QUINCHÍA, RISARALDA: Community links as a form of resistance

QUINCHÍA, RISARALDA: Community links as a form of resistance

The workshop on body and memory: “Cuerpo y Memoria” organised with the support of the German Colombian Peace Institute CAPAZ, Pontificia Universidad Javeriana in Bogotá, Katholische Universität Eichstätt-Ingolstadt in Germany, and Universidad Tecnológica de Pereira, was directed by the Colombian actress Reina Sánchez, on February 16 and 17, 2019.

The activity took place in Quinchía, in the Risaralda department, in Colombia’s coffee zone. Professor Alberto Berón (Universidad Tecnológica de Pereira) coordinates the exploratory study “The persistence of community links and the construction of memory and peace. The case of Quinchía in the Department of Risaralda”, which benefited from the CAPAZ 2018 call. The workshop in Chinchía is one of the activities of this exploratory study. We are pleased to share Professor Berón’s impressions on the workshop.


Quinchía, Risaralda: Community links as a form of resistance

Eighty-two year-old Doña Nilfa’s face, surrounded by people much younger than her, all taking part in one of the theatre exercises at the “Cuerpo y Memoria” workshop, was one of the demonstrations of lasting community ties. The figure of Doña Amparo, another of the elderly participants, allowed an exchange of life experiences, enriched by the presence of the municipality’s teachers, social leaders, children and youngsters.

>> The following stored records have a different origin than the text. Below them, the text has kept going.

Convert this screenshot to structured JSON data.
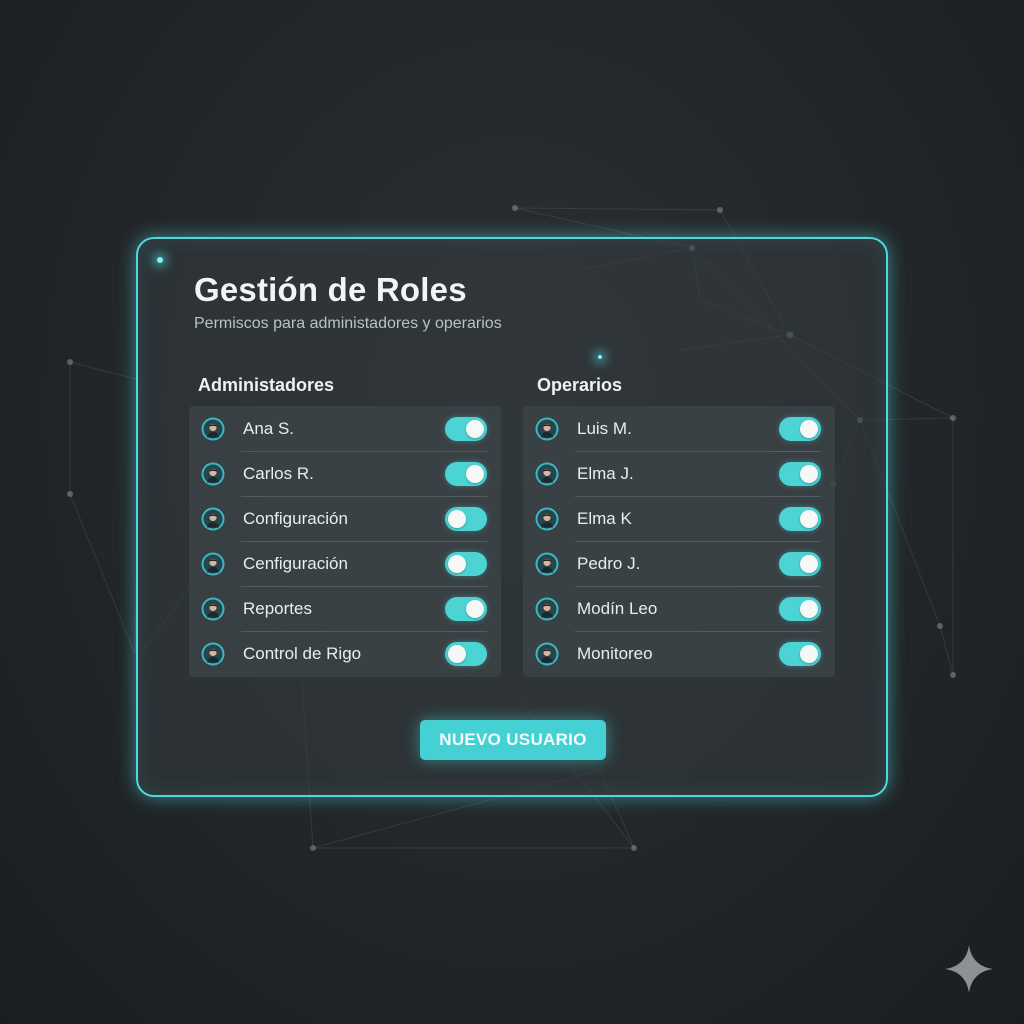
{
  "panel": {
    "title": "Gestión de Roles",
    "subtitle": "Permiscos para administadores y operarios"
  },
  "admins": {
    "heading": "Administadores",
    "items": [
      {
        "label": "Ana S.",
        "enabled": true
      },
      {
        "label": "Carlos R.",
        "enabled": true
      },
      {
        "label": "Configuración",
        "enabled": false
      },
      {
        "label": "Cenfiguración",
        "enabled": false
      },
      {
        "label": "Reportes",
        "enabled": true
      },
      {
        "label": "Control de Rigo",
        "enabled": false
      }
    ]
  },
  "operators": {
    "heading": "Operarios",
    "items": [
      {
        "label": "Luis M.",
        "enabled": true
      },
      {
        "label": "Elma J.",
        "enabled": true
      },
      {
        "label": "Elma K",
        "enabled": true
      },
      {
        "label": "Pedro J.",
        "enabled": true
      },
      {
        "label": "Modín Leo",
        "enabled": true
      },
      {
        "label": "Monitoreo",
        "enabled": true
      }
    ]
  },
  "actions": {
    "new_user_label": "NUEVO USUARIO"
  },
  "icons": {
    "avatar": "user-avatar-icon",
    "sparkle": "sparkle-icon"
  },
  "colors": {
    "accent": "#4fd8e0",
    "toggle_track": "#4cd3d3",
    "button": "#45d0d4",
    "background": "#24282b"
  }
}
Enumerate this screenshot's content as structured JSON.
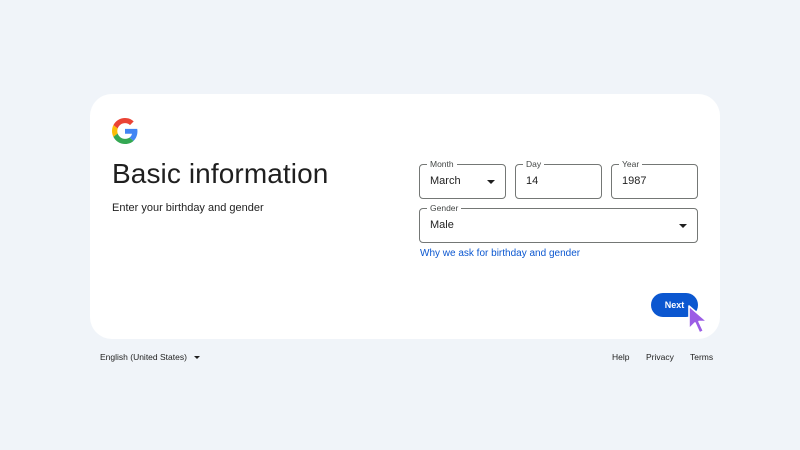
{
  "header": {
    "title": "Basic information",
    "subtitle": "Enter your birthday and gender"
  },
  "form": {
    "month": {
      "label": "Month",
      "value": "March"
    },
    "day": {
      "label": "Day",
      "value": "14"
    },
    "year": {
      "label": "Year",
      "value": "1987"
    },
    "gender": {
      "label": "Gender",
      "value": "Male"
    },
    "why_link": "Why we ask for birthday and gender",
    "next_label": "Next"
  },
  "footer": {
    "language": "English (United States)",
    "help": "Help",
    "privacy": "Privacy",
    "terms": "Terms"
  },
  "icons": {
    "logo": "google-g-logo",
    "dropdown": "caret-down-icon",
    "pointer": "cursor-arrow-icon"
  },
  "colors": {
    "background": "#f0f4f9",
    "card": "#ffffff",
    "accent": "#0b57d0",
    "cursor": "#9b5de5"
  }
}
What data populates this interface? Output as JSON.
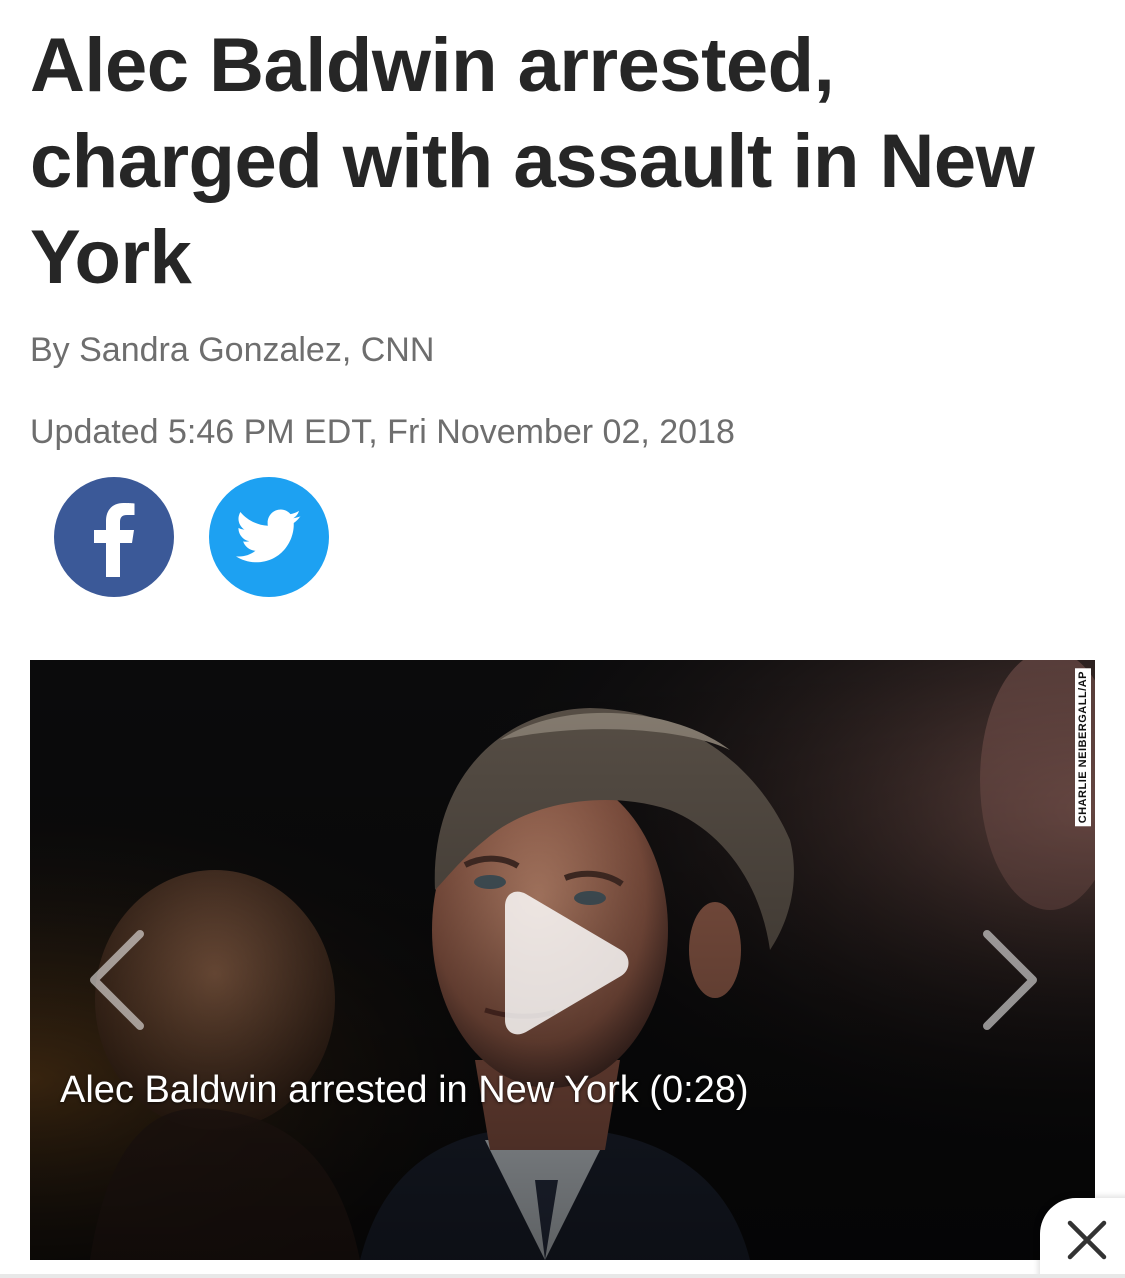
{
  "article": {
    "headline": "Alec Baldwin arrested, charged with assault in New York",
    "byline": "By Sandra Gonzalez, CNN",
    "updated": "Updated 5:46 PM EDT, Fri November 02, 2018"
  },
  "share": {
    "facebook_icon": "facebook-icon",
    "twitter_icon": "twitter-bird-icon"
  },
  "video": {
    "caption": "Alec Baldwin arrested in New York (0:28)",
    "photo_credit": "CHARLIE NEIBERGALL/AP",
    "play_icon": "play-icon",
    "prev_icon": "chevron-left-icon",
    "next_icon": "chevron-right-icon"
  },
  "overlay": {
    "close_icon": "close-icon"
  },
  "colors": {
    "facebook": "#3b5998",
    "twitter": "#1da1f2",
    "headline": "#262626",
    "meta_text": "#6e6e6e"
  }
}
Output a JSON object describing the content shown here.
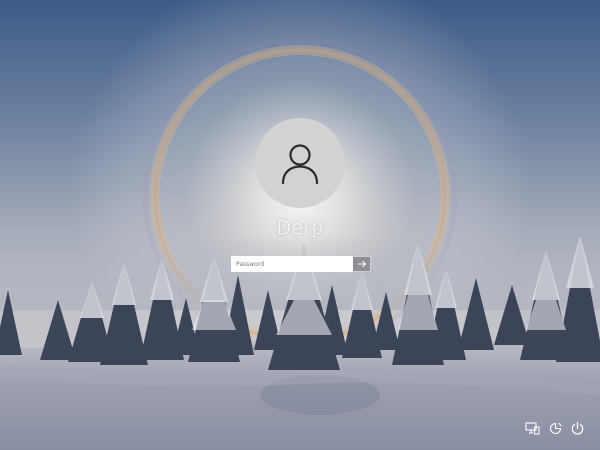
{
  "user": {
    "name": "Derp"
  },
  "password": {
    "placeholder": "Password",
    "value": ""
  },
  "corner_icons": [
    "network-icon",
    "ease-of-access-icon",
    "power-icon"
  ],
  "colors": {
    "avatar_background": "#d2d2d2",
    "submit_button": "#8e8e96"
  }
}
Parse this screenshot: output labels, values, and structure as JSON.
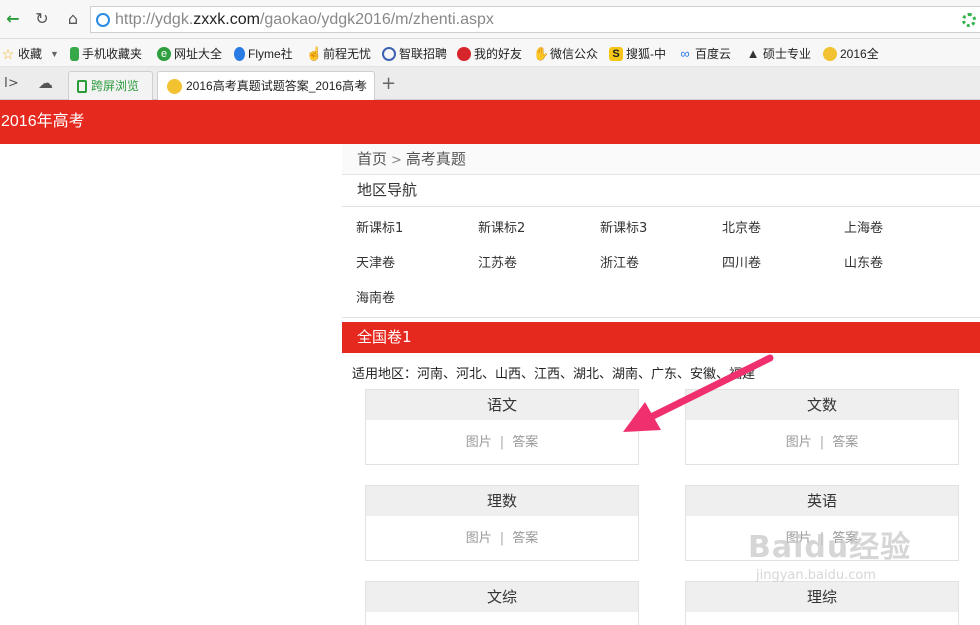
{
  "browser": {
    "url_prefix": "http://ydgk.",
    "url_domain": "zxxk.com",
    "url_path": "/gaokao/ydgk2016/m/zhenti.aspx",
    "bookmarks": [
      {
        "label": "收藏",
        "icon": "star-icon",
        "color": "#f2b01e"
      },
      {
        "label": "手机收藏夹",
        "icon": "phone-icon",
        "color": "#36a84a"
      },
      {
        "label": "网址大全",
        "icon": "globe-icon",
        "color": "#2f9e3f"
      },
      {
        "label": "Flyme社",
        "icon": "flyme-icon",
        "color": "#2b7be5"
      },
      {
        "label": "前程无忧",
        "icon": "hand-icon",
        "color": "#777777"
      },
      {
        "label": "智联招聘",
        "icon": "zhaopin-icon",
        "color": "#3d62b3"
      },
      {
        "label": "我的好友",
        "icon": "weibo-icon",
        "color": "#d7262b"
      },
      {
        "label": "微信公众",
        "icon": "hand-icon",
        "color": "#f2b01e"
      },
      {
        "label": "搜狐-中",
        "icon": "sohu-icon",
        "color": "#f5c518"
      },
      {
        "label": "百度云",
        "icon": "cloud-icon",
        "color": "#2b7be5"
      },
      {
        "label": "硕士专业",
        "icon": "graduation-cap-icon",
        "color": "#333333"
      },
      {
        "label": "2016全",
        "icon": "face-icon",
        "color": "#f2c230"
      }
    ],
    "tabs": [
      {
        "label": "跨屏浏览"
      },
      {
        "label": "2016高考真题试题答案_2016高考"
      }
    ],
    "new_tab": "+"
  },
  "page": {
    "header_title": "2016年高考",
    "breadcrumb": {
      "home": "首页",
      "sep": ">",
      "current": "高考真题"
    },
    "region_nav_title": "地区导航",
    "regions": [
      "新课标1",
      "新课标2",
      "新课标3",
      "北京卷",
      "上海卷",
      "天津卷",
      "江苏卷",
      "浙江卷",
      "四川卷",
      "山东卷",
      "海南卷"
    ],
    "section_title": "全国卷1",
    "applicable_regions": "适用地区：河南、河北、山西、江西、湖北、湖南、广东、安徽、福建",
    "subjects": [
      {
        "name": "语文",
        "image_link": "图片",
        "answer_link": "答案"
      },
      {
        "name": "文数",
        "image_link": "图片",
        "answer_link": "答案"
      },
      {
        "name": "理数",
        "image_link": "图片",
        "answer_link": "答案"
      },
      {
        "name": "英语",
        "image_link": "图片",
        "answer_link": "答案"
      },
      {
        "name": "文综",
        "image_link": "",
        "answer_link": ""
      },
      {
        "name": "理综",
        "image_link": "",
        "answer_link": ""
      }
    ],
    "link_separator": "|"
  },
  "watermark": {
    "logo": "Baidu经验",
    "url": "jingyan.baidu.com"
  },
  "colors": {
    "accent_red": "#e5291f",
    "annotation_arrow": "#f0306e"
  }
}
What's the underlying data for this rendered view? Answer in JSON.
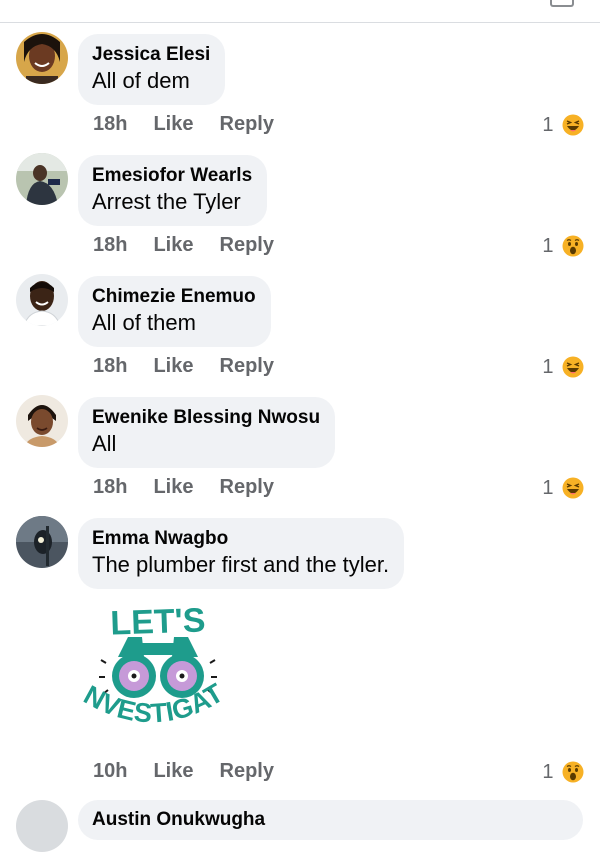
{
  "colors": {
    "bubble_bg": "#f0f2f5",
    "meta_text": "#65676b",
    "reaction_yellow": "#f7b125"
  },
  "actions": {
    "like": "Like",
    "reply": "Reply"
  },
  "comments": [
    {
      "author": "Jessica Elesi",
      "text": "All of dem",
      "time": "18h",
      "reaction_count": "1",
      "reaction": "haha-emoji"
    },
    {
      "author": "Emesiofor Wearls",
      "text": "Arrest the Tyler",
      "time": "18h",
      "reaction_count": "1",
      "reaction": "wow-emoji"
    },
    {
      "author": "Chimezie Enemuo",
      "text": "All of them",
      "time": "18h",
      "reaction_count": "1",
      "reaction": "haha-emoji"
    },
    {
      "author": "Ewenike Blessing Nwosu",
      "text": "All",
      "time": "18h",
      "reaction_count": "1",
      "reaction": "haha-emoji"
    },
    {
      "author": "Emma Nwagbo",
      "text": "The plumber first and the tyler.",
      "time": "10h",
      "reaction_count": "1",
      "reaction": "wow-emoji"
    }
  ],
  "sticker": {
    "line1": "LET'S",
    "line2": "INVESTIGATE",
    "icon": "binoculars-icon"
  },
  "partial_comment": {
    "author": "Austin Onukwugha"
  }
}
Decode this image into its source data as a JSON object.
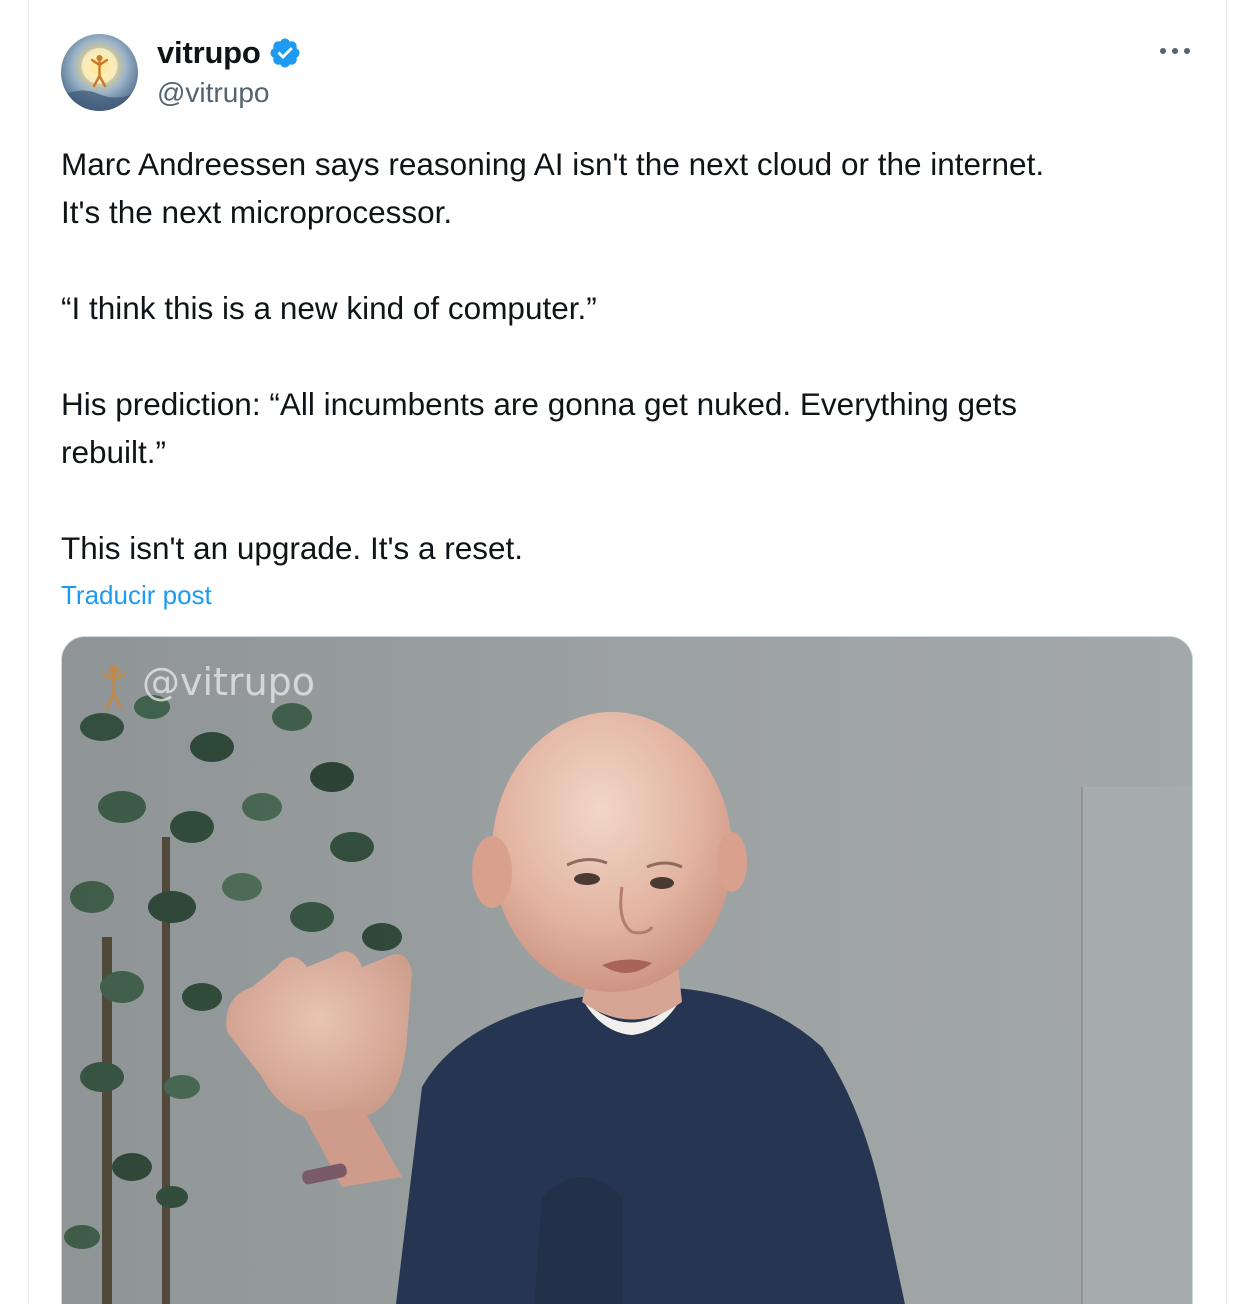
{
  "author": {
    "display_name": "vitrupo",
    "handle": "@vitrupo",
    "verified": true,
    "avatar_icon": "avatar-figure-icon"
  },
  "menu": {
    "more_icon": "more-horizontal-icon"
  },
  "tweet": {
    "paragraphs": [
      "Marc Andreessen says reasoning AI isn't the next cloud or the internet.\nIt's the next microprocessor.",
      "“I think this is a new kind of computer.”",
      "His prediction: “All incumbents are gonna get nuked. Everything gets\nrebuilt.”",
      "This isn't an upgrade. It's a reset."
    ],
    "translate_label": "Traducir post"
  },
  "media": {
    "type": "video",
    "watermark": "@vitrupo"
  },
  "colors": {
    "text": "#0f1419",
    "secondary": "#536471",
    "link": "#1d9bf0",
    "verified": "#1d9bf0",
    "border": "#cfd9de"
  }
}
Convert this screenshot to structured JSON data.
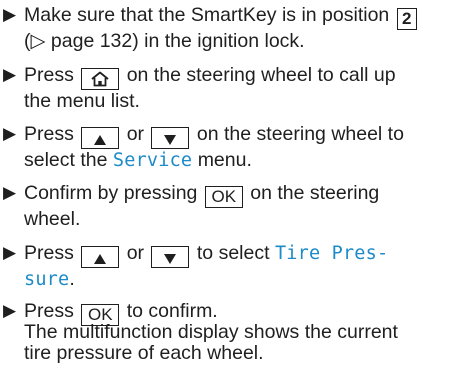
{
  "bullet_symbol": "▶",
  "colors": {
    "text": "#1f1f1f",
    "menu_highlight": "#1c8bc8"
  },
  "steps": [
    {
      "line1_prefix": "Make sure that the SmartKey is in position",
      "position_key": "2",
      "line2": "(▷ page 132) in the ignition lock."
    },
    {
      "line1_prefix": "Press",
      "home_key_icon": "home-icon",
      "line1_suffix": "on the steering wheel to call up",
      "line2": "the menu list."
    },
    {
      "line1_prefix": "Press",
      "up_key_icon": "up-arrow-icon",
      "or_text": "or",
      "down_key_icon": "down-arrow-icon",
      "line1_suffix": "on the steering wheel to",
      "line2_prefix": "select the",
      "menu_name": "Service",
      "line2_suffix": "menu."
    },
    {
      "line1_prefix": "Confirm by pressing",
      "ok_key": "OK",
      "line1_suffix": "on the steering",
      "line2": "wheel."
    },
    {
      "line1_prefix": "Press",
      "up_key_icon": "up-arrow-icon",
      "or_text": "or",
      "down_key_icon": "down-arrow-icon",
      "line1_middle": "to select",
      "menu_line1": "Tire Pres-",
      "menu_line2": "sure",
      "line2_suffix": "."
    },
    {
      "line1_prefix": "Press",
      "ok_key": "OK",
      "line1_suffix": "to confirm.",
      "line2": "The multifunction display shows the current",
      "line3": "tire pressure of each wheel."
    }
  ]
}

The visits, meetings, and conversations with the local inhabitants, have contributed to gaining an understanding of a phenomenon that has been a concern for several years: how does a community and a territory that has experienced and suffered through the armed conflict through its different phases, persist, hidden in the mountains, in the struggle to defend its resources, among which: water, coffee, and gold?

The answer to this question is written all over the faces of the participants. Their beautiful eyes reflect their ability to deal with the loss of their children, brothers and sisters, husbands and wives, friends. The villages here, three hours from Pereira, the capital of Risaralda, resist by maintaining their community ties.

In 70 years, these ties have allowed successive generations in Quinchía to survive as a group, in opposition to the interests of economic actors that have wanted to extract their resources. These ties have also allowed them to deal with the political intolerance to the presence in the region of insurgent and counterinsurgent groups and state repression.

This experience of constructing a peace initiative has allowed us to approach the dynamics of a territory in which the close network of different generations, the oral tradition of the inhabitants, their taste for narrating stories, and the love of their terruño, as they call their land, keep the social memory alive.

Alberto Antonio Berón Ospina – Professor at Universidad Tecnológica de Pereira. Photos: Isabel Castillo.